What to do: Search the data for the word "JSON" and copy every line where it occurs.

(Data entries)
BEGIN

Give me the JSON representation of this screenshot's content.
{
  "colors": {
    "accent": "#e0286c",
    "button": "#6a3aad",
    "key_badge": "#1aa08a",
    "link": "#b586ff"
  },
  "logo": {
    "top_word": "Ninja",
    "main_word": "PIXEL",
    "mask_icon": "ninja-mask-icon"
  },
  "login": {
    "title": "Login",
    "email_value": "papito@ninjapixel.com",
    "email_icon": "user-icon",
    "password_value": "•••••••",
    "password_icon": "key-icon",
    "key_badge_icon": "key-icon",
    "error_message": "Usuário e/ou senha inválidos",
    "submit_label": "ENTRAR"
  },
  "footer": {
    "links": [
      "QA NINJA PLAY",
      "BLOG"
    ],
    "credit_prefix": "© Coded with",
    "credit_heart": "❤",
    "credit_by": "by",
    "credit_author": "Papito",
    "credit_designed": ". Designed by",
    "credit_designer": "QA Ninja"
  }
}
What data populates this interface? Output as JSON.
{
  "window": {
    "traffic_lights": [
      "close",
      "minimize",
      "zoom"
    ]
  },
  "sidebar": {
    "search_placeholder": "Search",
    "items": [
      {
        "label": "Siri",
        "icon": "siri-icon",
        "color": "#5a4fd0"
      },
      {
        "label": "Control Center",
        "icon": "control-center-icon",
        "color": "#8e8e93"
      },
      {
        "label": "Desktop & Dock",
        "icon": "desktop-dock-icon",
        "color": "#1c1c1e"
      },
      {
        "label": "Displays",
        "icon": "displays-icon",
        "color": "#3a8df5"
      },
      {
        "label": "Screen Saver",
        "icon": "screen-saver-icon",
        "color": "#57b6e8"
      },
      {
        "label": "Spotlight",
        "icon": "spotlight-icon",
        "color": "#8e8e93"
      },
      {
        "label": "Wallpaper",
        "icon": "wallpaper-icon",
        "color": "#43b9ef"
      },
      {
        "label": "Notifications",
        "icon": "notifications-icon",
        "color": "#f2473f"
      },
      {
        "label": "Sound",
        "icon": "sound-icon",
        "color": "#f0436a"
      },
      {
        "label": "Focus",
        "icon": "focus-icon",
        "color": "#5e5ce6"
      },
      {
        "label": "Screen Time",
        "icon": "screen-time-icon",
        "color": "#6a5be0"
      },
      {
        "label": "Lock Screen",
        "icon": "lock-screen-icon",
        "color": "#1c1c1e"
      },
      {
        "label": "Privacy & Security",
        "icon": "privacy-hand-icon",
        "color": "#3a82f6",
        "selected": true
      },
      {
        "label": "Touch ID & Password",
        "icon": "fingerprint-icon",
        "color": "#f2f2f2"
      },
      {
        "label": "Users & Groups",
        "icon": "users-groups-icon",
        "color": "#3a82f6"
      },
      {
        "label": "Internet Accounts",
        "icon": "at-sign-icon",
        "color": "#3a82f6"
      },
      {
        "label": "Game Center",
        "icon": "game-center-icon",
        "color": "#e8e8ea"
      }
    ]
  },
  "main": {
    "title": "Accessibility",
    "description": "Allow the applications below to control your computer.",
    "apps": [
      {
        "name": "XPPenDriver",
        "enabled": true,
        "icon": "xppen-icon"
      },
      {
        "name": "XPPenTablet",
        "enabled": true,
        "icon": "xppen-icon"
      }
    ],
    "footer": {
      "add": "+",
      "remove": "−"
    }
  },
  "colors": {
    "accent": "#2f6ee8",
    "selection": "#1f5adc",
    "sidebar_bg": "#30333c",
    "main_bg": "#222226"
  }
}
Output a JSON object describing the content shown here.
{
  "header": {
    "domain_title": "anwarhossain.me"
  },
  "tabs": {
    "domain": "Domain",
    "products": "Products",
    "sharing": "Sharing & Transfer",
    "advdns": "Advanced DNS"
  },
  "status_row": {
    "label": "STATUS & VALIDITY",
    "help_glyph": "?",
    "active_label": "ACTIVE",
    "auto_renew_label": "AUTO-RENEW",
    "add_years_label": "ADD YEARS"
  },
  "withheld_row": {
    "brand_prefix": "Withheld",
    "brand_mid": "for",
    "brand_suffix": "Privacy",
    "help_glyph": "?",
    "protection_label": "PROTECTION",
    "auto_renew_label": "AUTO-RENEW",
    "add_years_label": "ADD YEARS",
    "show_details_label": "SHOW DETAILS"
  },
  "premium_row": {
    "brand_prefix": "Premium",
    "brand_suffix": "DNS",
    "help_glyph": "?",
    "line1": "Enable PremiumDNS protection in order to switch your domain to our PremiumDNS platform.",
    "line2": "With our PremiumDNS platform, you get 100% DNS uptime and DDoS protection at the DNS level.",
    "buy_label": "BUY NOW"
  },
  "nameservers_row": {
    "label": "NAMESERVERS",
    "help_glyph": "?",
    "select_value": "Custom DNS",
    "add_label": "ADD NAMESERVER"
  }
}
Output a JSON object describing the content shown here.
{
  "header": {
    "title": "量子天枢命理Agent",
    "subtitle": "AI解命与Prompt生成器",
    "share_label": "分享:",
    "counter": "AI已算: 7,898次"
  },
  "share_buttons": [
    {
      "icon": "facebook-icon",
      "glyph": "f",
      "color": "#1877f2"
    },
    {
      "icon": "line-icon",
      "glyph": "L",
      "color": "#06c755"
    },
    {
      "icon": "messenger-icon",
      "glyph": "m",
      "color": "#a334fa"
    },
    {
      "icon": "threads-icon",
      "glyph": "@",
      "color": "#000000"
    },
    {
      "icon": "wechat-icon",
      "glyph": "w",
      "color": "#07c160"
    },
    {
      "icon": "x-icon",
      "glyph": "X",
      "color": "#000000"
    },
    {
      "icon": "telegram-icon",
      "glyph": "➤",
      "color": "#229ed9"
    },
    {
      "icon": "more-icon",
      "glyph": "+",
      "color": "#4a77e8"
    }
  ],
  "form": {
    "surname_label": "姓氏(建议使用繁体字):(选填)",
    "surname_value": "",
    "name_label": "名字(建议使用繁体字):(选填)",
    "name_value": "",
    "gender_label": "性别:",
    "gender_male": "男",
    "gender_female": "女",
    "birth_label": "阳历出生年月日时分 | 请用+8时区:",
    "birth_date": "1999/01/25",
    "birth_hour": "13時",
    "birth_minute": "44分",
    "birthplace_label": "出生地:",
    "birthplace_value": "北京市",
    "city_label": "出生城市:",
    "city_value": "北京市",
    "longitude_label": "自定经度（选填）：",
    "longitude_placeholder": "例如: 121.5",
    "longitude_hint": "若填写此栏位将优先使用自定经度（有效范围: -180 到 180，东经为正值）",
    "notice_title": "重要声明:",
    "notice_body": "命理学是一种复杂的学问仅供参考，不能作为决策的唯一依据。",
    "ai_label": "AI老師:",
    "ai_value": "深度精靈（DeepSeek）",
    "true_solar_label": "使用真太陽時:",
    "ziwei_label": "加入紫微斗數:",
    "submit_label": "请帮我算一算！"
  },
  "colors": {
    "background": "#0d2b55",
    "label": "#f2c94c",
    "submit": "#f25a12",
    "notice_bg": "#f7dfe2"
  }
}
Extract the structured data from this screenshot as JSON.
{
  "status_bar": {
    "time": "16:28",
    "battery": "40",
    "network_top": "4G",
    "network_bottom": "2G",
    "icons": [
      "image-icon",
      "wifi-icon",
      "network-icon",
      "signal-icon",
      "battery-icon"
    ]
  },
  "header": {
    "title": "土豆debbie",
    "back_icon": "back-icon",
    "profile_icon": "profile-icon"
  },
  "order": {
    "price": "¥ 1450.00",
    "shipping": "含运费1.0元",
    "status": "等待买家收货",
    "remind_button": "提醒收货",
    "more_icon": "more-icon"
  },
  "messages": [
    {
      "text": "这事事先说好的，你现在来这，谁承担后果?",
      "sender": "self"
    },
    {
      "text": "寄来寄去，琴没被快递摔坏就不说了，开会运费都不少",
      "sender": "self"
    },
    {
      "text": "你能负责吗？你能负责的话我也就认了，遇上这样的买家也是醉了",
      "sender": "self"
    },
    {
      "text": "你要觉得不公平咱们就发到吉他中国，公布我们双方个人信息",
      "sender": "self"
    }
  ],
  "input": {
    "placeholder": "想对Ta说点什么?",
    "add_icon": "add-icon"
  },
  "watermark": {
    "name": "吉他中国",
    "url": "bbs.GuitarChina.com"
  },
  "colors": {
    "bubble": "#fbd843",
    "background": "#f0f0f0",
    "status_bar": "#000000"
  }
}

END

Result for this exercise:
Give me the JSON representation of this screenshot's content.
What data populates this interface? Output as JSON.
Output a JSON object describing the content shown here.
Output a JSON object describing the content shown here.
Extract the structured data from this screenshot as JSON.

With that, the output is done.